NiTRO Creative Matters

Perspectives on creative arts in higher education

Edition 7

What has changed in the Head of School / Director role in the past 5 years to meet the needs of a changing art & design school environment? 

Where will leadership emphasis need to evolve to meet the needs of art & design schools over the next 5-10 years? 

We asked a range of Heads of School from member institutions of the Australian Council of University Art & Design Schools (ACUADS)  to consider these questions.

Like most musicians, the creation of music has simply entranced me from an early age. I loved discovering out how instruments worked, how they could be played for my own pleasure and with others, how manuscript (or the lack of it) enabled me to understand composers’ ideas, and how music could make an impact on everyone around.

Professor Ian Howard has spent over 20 years in leadership positions in Australian university art colleges, and is regarded by many as one of our most successful creative arts leaders. Now having returned to the ‘grass roots’, NiTRO invited Ian to share some of his thoughts and experiences on leadership in creative arts.

Working in the area of learning and teaching in Higher Education for a combined total of 35 years we have consistently questioned ourselves, while at the same time being questioned, about what the expert leader in learning and teaching for the Creative Arts looks like.

We are often told that these times are hard times for the arts in Australia, and that may just be the case. But for those of us in arts leadership, there is much to be championed and everything to be proud of. The way forward must come in many forms and from many angles, and although there is no perfectly paved yellow brick road, direction will most certainly need to come from leaders in the tertiary sector.

At the end of 2016, Kate Cherry moved from a successful nine-year role as Artistic Director and joint CEO of Black Swan Theatre to take up the role of Director and CEO of the National Institute of Dramatic Art (NIDA).  In a Q & A conversation with NiTRO Editor Jenny Wilson, Kate shares her perspectives on the move from professional arts to tertiary arts leadership
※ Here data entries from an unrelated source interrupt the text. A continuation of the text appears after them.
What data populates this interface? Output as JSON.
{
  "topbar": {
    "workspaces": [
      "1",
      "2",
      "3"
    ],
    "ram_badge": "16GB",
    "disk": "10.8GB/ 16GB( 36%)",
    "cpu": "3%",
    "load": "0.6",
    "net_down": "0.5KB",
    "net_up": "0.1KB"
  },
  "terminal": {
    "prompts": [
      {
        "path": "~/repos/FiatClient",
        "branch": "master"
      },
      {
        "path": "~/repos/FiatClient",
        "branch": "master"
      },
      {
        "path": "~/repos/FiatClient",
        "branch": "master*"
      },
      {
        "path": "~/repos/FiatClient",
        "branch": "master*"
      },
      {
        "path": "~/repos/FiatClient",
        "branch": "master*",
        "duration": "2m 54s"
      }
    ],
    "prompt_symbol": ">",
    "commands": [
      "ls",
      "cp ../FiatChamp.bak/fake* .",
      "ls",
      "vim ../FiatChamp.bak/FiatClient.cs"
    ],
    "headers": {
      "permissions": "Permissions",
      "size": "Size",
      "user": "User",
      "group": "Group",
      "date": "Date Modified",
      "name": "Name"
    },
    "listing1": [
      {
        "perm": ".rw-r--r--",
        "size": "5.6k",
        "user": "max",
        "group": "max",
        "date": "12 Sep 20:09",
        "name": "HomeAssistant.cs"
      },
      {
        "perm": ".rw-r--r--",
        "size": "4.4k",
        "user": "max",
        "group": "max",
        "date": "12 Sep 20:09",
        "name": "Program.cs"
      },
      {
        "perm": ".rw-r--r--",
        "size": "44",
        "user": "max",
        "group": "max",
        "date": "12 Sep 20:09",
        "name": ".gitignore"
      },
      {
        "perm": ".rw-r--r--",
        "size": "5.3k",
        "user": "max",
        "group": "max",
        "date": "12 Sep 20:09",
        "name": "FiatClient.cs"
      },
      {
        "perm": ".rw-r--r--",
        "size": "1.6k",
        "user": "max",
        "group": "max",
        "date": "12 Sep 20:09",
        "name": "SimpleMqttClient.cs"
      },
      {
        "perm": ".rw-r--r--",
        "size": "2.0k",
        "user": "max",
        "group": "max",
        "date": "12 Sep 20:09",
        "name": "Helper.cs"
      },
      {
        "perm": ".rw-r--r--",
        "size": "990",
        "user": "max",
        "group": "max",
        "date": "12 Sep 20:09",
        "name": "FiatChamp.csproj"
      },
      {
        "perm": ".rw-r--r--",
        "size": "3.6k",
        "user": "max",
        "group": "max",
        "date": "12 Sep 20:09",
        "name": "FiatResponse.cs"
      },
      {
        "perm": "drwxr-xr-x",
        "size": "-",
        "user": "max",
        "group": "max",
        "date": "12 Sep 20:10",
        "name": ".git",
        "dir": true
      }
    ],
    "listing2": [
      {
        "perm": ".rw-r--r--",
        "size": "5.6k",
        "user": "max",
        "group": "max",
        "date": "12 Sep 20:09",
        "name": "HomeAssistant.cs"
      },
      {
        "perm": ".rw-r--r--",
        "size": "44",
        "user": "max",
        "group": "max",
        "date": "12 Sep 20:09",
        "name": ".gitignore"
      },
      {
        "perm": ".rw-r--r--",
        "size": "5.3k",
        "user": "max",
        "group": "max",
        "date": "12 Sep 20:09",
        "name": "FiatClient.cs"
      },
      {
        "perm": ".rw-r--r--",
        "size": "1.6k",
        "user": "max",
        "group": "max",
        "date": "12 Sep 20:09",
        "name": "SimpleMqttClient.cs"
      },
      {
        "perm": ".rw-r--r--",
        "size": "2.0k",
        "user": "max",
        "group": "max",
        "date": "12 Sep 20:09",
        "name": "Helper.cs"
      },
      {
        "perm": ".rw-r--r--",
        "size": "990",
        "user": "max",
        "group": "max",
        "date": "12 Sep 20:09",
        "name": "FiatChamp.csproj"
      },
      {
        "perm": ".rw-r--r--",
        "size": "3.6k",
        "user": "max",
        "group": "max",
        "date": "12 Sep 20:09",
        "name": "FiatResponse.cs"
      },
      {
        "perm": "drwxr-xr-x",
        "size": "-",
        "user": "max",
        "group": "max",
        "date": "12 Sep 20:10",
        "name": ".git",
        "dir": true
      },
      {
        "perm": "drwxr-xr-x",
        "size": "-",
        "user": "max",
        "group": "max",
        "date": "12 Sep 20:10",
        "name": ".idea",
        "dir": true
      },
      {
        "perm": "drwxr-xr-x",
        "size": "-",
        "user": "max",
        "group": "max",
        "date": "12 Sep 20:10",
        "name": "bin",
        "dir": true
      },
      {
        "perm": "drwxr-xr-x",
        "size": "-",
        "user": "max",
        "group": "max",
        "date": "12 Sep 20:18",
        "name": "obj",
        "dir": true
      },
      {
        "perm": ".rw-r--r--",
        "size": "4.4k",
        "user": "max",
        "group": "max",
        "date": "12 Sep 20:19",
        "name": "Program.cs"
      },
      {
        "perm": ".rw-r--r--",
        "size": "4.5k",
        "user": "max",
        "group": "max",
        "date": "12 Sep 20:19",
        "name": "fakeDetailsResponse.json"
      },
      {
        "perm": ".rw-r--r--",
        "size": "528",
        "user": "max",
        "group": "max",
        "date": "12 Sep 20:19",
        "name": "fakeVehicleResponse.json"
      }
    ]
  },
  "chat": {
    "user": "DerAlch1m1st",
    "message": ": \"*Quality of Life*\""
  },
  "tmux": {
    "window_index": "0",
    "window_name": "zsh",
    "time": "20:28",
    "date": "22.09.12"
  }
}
The world is in an interesting place just now. The nature of “truth” itself seems to be under threat. Now, more than ever, is the time for Universities to show leadership and to exercise their civilising influence. The Arts need to be at the centre of this.  We need recognise the critical role our artists must play and to encourage them as much as we can. This encouragement will require us, in the university sector, to provide the appropriate funding and support and to be creative in the way we do this.

As science and technology appears to be achieving greater primacy, at least in government rhetoric and funding allocations, the role of public reporting and demystification of the contribution that creative arts brings to national productivity and societal cohesion remains an ongoing leadership task.